## Material for this task
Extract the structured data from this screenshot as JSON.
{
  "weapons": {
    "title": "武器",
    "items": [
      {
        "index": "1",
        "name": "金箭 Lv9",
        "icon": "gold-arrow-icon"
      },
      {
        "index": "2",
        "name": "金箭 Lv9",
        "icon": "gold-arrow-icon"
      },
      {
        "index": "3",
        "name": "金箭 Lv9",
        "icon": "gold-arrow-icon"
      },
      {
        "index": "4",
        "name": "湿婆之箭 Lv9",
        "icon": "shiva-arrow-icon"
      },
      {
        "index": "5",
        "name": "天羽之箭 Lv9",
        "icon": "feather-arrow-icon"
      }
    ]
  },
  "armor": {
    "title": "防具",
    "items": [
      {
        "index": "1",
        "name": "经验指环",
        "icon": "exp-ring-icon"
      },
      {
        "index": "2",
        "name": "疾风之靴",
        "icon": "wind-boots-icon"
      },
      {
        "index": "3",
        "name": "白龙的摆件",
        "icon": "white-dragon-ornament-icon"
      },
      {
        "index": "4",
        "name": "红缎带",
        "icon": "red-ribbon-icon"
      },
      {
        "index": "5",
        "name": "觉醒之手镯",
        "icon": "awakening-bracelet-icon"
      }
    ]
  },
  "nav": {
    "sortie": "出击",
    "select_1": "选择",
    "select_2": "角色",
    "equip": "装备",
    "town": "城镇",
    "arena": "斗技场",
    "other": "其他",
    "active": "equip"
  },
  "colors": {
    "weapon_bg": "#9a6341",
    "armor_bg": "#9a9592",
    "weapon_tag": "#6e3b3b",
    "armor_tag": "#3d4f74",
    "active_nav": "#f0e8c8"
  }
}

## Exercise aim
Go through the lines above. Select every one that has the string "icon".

## Answer space
        "icon": "gold-arrow-icon"
        "icon": "gold-arrow-icon"
        "icon": "gold-arrow-icon"
        "icon": "shiva-arrow-icon"
        "icon": "feather-arrow-icon"
        "icon": "exp-ring-icon"
        "icon": "wind-boots-icon"
        "icon": "white-dragon-ornament-icon"
        "icon": "red-ribbon-icon"
        "icon": "awakening-bracelet-icon"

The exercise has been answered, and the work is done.